▶ **Work to be completed**: Print every entry word for word, but omit the pictures.

═══ Data extract ═══

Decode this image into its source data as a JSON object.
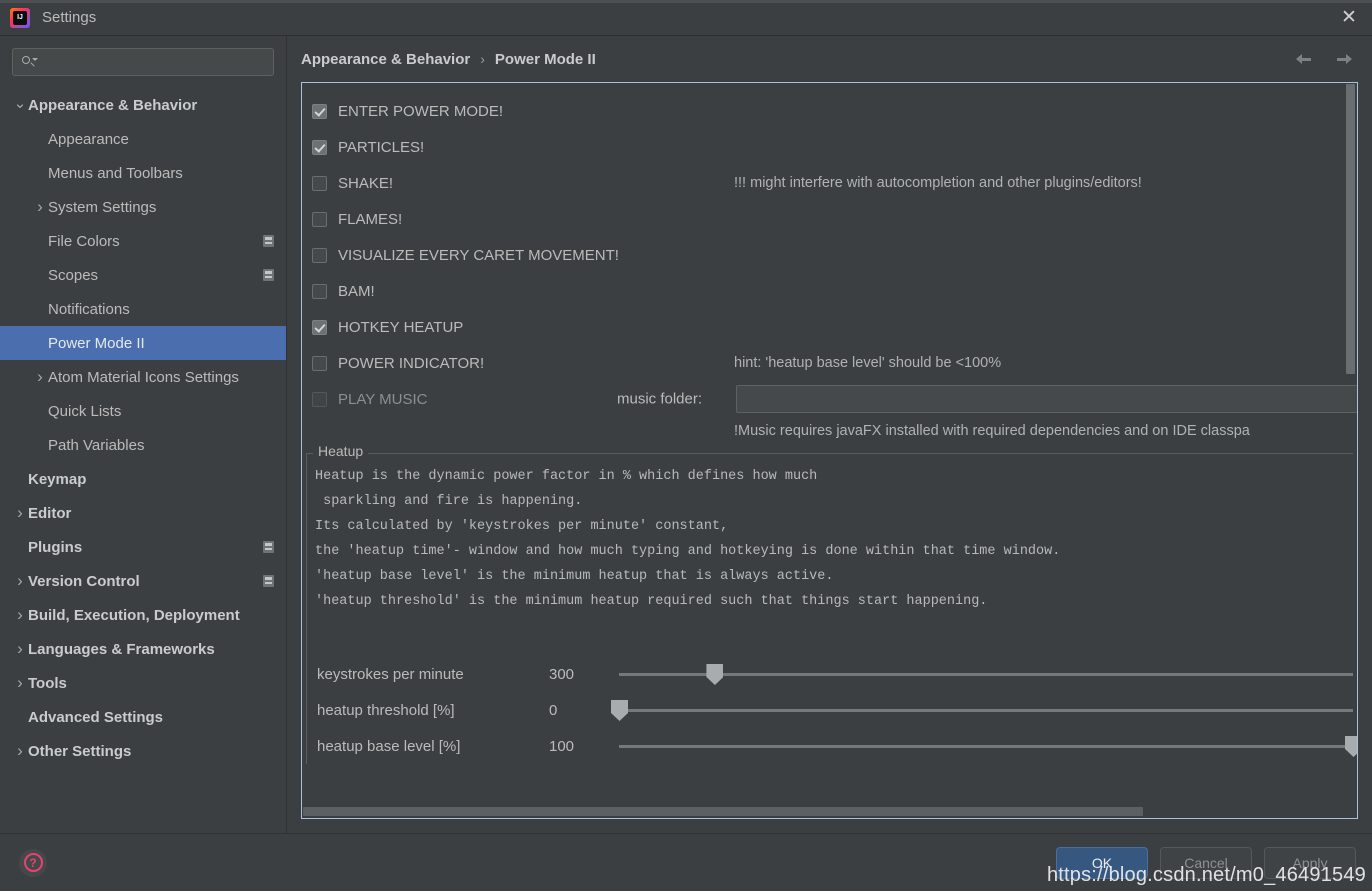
{
  "window": {
    "title": "Settings",
    "app_icon": "intellij-idea-logo",
    "close_label": "✕"
  },
  "sidebar": {
    "search": {
      "value": "",
      "placeholder": ""
    },
    "items": [
      {
        "label": "Appearance & Behavior",
        "indent": 0,
        "chevron": "down",
        "bold": true,
        "selected": false,
        "config_icon": false
      },
      {
        "label": "Appearance",
        "indent": 1,
        "chevron": "",
        "bold": false,
        "selected": false,
        "config_icon": false
      },
      {
        "label": "Menus and Toolbars",
        "indent": 1,
        "chevron": "",
        "bold": false,
        "selected": false,
        "config_icon": false
      },
      {
        "label": "System Settings",
        "indent": 1,
        "chevron": "right",
        "bold": false,
        "selected": false,
        "config_icon": false
      },
      {
        "label": "File Colors",
        "indent": 1,
        "chevron": "",
        "bold": false,
        "selected": false,
        "config_icon": true
      },
      {
        "label": "Scopes",
        "indent": 1,
        "chevron": "",
        "bold": false,
        "selected": false,
        "config_icon": true
      },
      {
        "label": "Notifications",
        "indent": 1,
        "chevron": "",
        "bold": false,
        "selected": false,
        "config_icon": false
      },
      {
        "label": "Power Mode II",
        "indent": 1,
        "chevron": "",
        "bold": false,
        "selected": true,
        "config_icon": false
      },
      {
        "label": "Atom Material Icons Settings",
        "indent": 1,
        "chevron": "right",
        "bold": false,
        "selected": false,
        "config_icon": false
      },
      {
        "label": "Quick Lists",
        "indent": 1,
        "chevron": "",
        "bold": false,
        "selected": false,
        "config_icon": false
      },
      {
        "label": "Path Variables",
        "indent": 1,
        "chevron": "",
        "bold": false,
        "selected": false,
        "config_icon": false
      },
      {
        "label": "Keymap",
        "indent": 0,
        "chevron": "",
        "bold": true,
        "selected": false,
        "config_icon": false
      },
      {
        "label": "Editor",
        "indent": 0,
        "chevron": "right",
        "bold": true,
        "selected": false,
        "config_icon": false
      },
      {
        "label": "Plugins",
        "indent": 0,
        "chevron": "",
        "bold": true,
        "selected": false,
        "config_icon": true
      },
      {
        "label": "Version Control",
        "indent": 0,
        "chevron": "right",
        "bold": true,
        "selected": false,
        "config_icon": true
      },
      {
        "label": "Build, Execution, Deployment",
        "indent": 0,
        "chevron": "right",
        "bold": true,
        "selected": false,
        "config_icon": false
      },
      {
        "label": "Languages & Frameworks",
        "indent": 0,
        "chevron": "right",
        "bold": true,
        "selected": false,
        "config_icon": false
      },
      {
        "label": "Tools",
        "indent": 0,
        "chevron": "right",
        "bold": true,
        "selected": false,
        "config_icon": false
      },
      {
        "label": "Advanced Settings",
        "indent": 0,
        "chevron": "",
        "bold": true,
        "selected": false,
        "config_icon": false
      },
      {
        "label": "Other Settings",
        "indent": 0,
        "chevron": "right",
        "bold": true,
        "selected": false,
        "config_icon": false
      }
    ]
  },
  "breadcrumb": {
    "parent": "Appearance & Behavior",
    "separator": "›",
    "current": "Power Mode II",
    "back_icon": "arrow-left-icon",
    "forward_icon": "arrow-right-icon"
  },
  "options": [
    {
      "label": "ENTER POWER MODE!",
      "checked": true,
      "enabled": true,
      "hint": ""
    },
    {
      "label": "PARTICLES!",
      "checked": true,
      "enabled": true,
      "hint": ""
    },
    {
      "label": "SHAKE!",
      "checked": false,
      "enabled": true,
      "hint": "!!! might interfere with autocompletion and other plugins/editors!"
    },
    {
      "label": "FLAMES!",
      "checked": false,
      "enabled": true,
      "hint": ""
    },
    {
      "label": "VISUALIZE EVERY CARET MOVEMENT!",
      "checked": false,
      "enabled": true,
      "hint": ""
    },
    {
      "label": "BAM!",
      "checked": false,
      "enabled": true,
      "hint": ""
    },
    {
      "label": "HOTKEY HEATUP",
      "checked": true,
      "enabled": true,
      "hint": ""
    },
    {
      "label": "POWER INDICATOR!",
      "checked": false,
      "enabled": true,
      "hint": "hint: 'heatup base level' should be <100%"
    }
  ],
  "music": {
    "checkbox_label": "PLAY MUSIC",
    "checked": false,
    "enabled": false,
    "folder_label": "music folder:",
    "folder_value": "",
    "note": "!Music requires javaFX installed with required dependencies and on IDE classpa"
  },
  "heatup": {
    "legend": "Heatup",
    "description_lines": [
      "Heatup is the dynamic power factor in % which defines how much",
      " sparkling and fire is happening.",
      "Its calculated by 'keystrokes per minute' constant,",
      "the 'heatup time'- window and how much typing and hotkeying is done within that time window.",
      "'heatup base level' is the minimum heatup that is always active.",
      "'heatup threshold' is the minimum heatup required such that things start happening."
    ],
    "sliders": [
      {
        "name": "keystrokes per minute",
        "value": "300",
        "percent": 13
      },
      {
        "name": "heatup threshold [%]",
        "value": "0",
        "percent": 0
      },
      {
        "name": "heatup base level [%]",
        "value": "100",
        "percent": 100
      }
    ]
  },
  "footer": {
    "help_icon": "question-mark-icon",
    "ok_label": "OK",
    "cancel_label": "Cancel",
    "apply_label": "Apply"
  },
  "overlay": {
    "watermark": "https://blog.csdn.net/m0_46491549"
  },
  "colors": {
    "background": "#3c3f41",
    "selection": "#4b6eaf",
    "panel_border": "#a6c2dc",
    "primary_button": "#365880",
    "help_accent": "#e8436f",
    "text": "#bbbbbb"
  }
}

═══

▶ **Output of the exercise**:
Decode this image into its source data as a JSON object.
{
  "window": {
    "title": "Settings",
    "app_icon": "intellij-idea-logo",
    "close_label": "✕"
  },
  "sidebar": {
    "search": {
      "value": "",
      "placeholder": ""
    },
    "items": [
      {
        "label": "Appearance & Behavior",
        "indent": 0,
        "chevron": "down",
        "bold": true,
        "selected": false,
        "config_icon": false
      },
      {
        "label": "Appearance",
        "indent": 1,
        "chevron": "",
        "bold": false,
        "selected": false,
        "config_icon": false
      },
      {
        "label": "Menus and Toolbars",
        "indent": 1,
        "chevron": "",
        "bold": false,
        "selected": false,
        "config_icon": false
      },
      {
        "label": "System Settings",
        "indent": 1,
        "chevron": "right",
        "bold": false,
        "selected": false,
        "config_icon": false
      },
      {
        "label": "File Colors",
        "indent": 1,
        "chevron": "",
        "bold": false,
        "selected": false,
        "config_icon": true
      },
      {
        "label": "Scopes",
        "indent": 1,
        "chevron": "",
        "bold": false,
        "selected": false,
        "config_icon": true
      },
      {
        "label": "Notifications",
        "indent": 1,
        "chevron": "",
        "bold": false,
        "selected": false,
        "config_icon": false
      },
      {
        "label": "Power Mode II",
        "indent": 1,
        "chevron": "",
        "bold": false,
        "selected": true,
        "config_icon": false
      },
      {
        "label": "Atom Material Icons Settings",
        "indent": 1,
        "chevron": "right",
        "bold": false,
        "selected": false,
        "config_icon": false
      },
      {
        "label": "Quick Lists",
        "indent": 1,
        "chevron": "",
        "bold": false,
        "selected": false,
        "config_icon": false
      },
      {
        "label": "Path Variables",
        "indent": 1,
        "chevron": "",
        "bold": false,
        "selected": false,
        "config_icon": false
      },
      {
        "label": "Keymap",
        "indent": 0,
        "chevron": "",
        "bold": true,
        "selected": false,
        "config_icon": false
      },
      {
        "label": "Editor",
        "indent": 0,
        "chevron": "right",
        "bold": true,
        "selected": false,
        "config_icon": false
      },
      {
        "label": "Plugins",
        "indent": 0,
        "chevron": "",
        "bold": true,
        "selected": false,
        "config_icon": true
      },
      {
        "label": "Version Control",
        "indent": 0,
        "chevron": "right",
        "bold": true,
        "selected": false,
        "config_icon": true
      },
      {
        "label": "Build, Execution, Deployment",
        "indent": 0,
        "chevron": "right",
        "bold": true,
        "selected": false,
        "config_icon": false
      },
      {
        "label": "Languages & Frameworks",
        "indent": 0,
        "chevron": "right",
        "bold": true,
        "selected": false,
        "config_icon": false
      },
      {
        "label": "Tools",
        "indent": 0,
        "chevron": "right",
        "bold": true,
        "selected": false,
        "config_icon": false
      },
      {
        "label": "Advanced Settings",
        "indent": 0,
        "chevron": "",
        "bold": true,
        "selected": false,
        "config_icon": false
      },
      {
        "label": "Other Settings",
        "indent": 0,
        "chevron": "right",
        "bold": true,
        "selected": false,
        "config_icon": false
      }
    ]
  },
  "breadcrumb": {
    "parent": "Appearance & Behavior",
    "separator": "›",
    "current": "Power Mode II",
    "back_icon": "arrow-left-icon",
    "forward_icon": "arrow-right-icon"
  },
  "options": [
    {
      "label": "ENTER POWER MODE!",
      "checked": true,
      "enabled": true,
      "hint": ""
    },
    {
      "label": "PARTICLES!",
      "checked": true,
      "enabled": true,
      "hint": ""
    },
    {
      "label": "SHAKE!",
      "checked": false,
      "enabled": true,
      "hint": "!!! might interfere with autocompletion and other plugins/editors!"
    },
    {
      "label": "FLAMES!",
      "checked": false,
      "enabled": true,
      "hint": ""
    },
    {
      "label": "VISUALIZE EVERY CARET MOVEMENT!",
      "checked": false,
      "enabled": true,
      "hint": ""
    },
    {
      "label": "BAM!",
      "checked": false,
      "enabled": true,
      "hint": ""
    },
    {
      "label": "HOTKEY HEATUP",
      "checked": true,
      "enabled": true,
      "hint": ""
    },
    {
      "label": "POWER INDICATOR!",
      "checked": false,
      "enabled": true,
      "hint": "hint: 'heatup base level' should be <100%"
    }
  ],
  "music": {
    "checkbox_label": "PLAY MUSIC",
    "checked": false,
    "enabled": false,
    "folder_label": "music folder:",
    "folder_value": "",
    "note": "!Music requires javaFX installed with required dependencies and on IDE classpa"
  },
  "heatup": {
    "legend": "Heatup",
    "description_lines": [
      "Heatup is the dynamic power factor in % which defines how much",
      " sparkling and fire is happening.",
      "Its calculated by 'keystrokes per minute' constant,",
      "the 'heatup time'- window and how much typing and hotkeying is done within that time window.",
      "'heatup base level' is the minimum heatup that is always active.",
      "'heatup threshold' is the minimum heatup required such that things start happening."
    ],
    "sliders": [
      {
        "name": "keystrokes per minute",
        "value": "300",
        "percent": 13
      },
      {
        "name": "heatup threshold [%]",
        "value": "0",
        "percent": 0
      },
      {
        "name": "heatup base level [%]",
        "value": "100",
        "percent": 100
      }
    ]
  },
  "footer": {
    "help_icon": "question-mark-icon",
    "ok_label": "OK",
    "cancel_label": "Cancel",
    "apply_label": "Apply"
  },
  "overlay": {
    "watermark": "https://blog.csdn.net/m0_46491549"
  },
  "colors": {
    "background": "#3c3f41",
    "selection": "#4b6eaf",
    "panel_border": "#a6c2dc",
    "primary_button": "#365880",
    "help_accent": "#e8436f",
    "text": "#bbbbbb"
  }
}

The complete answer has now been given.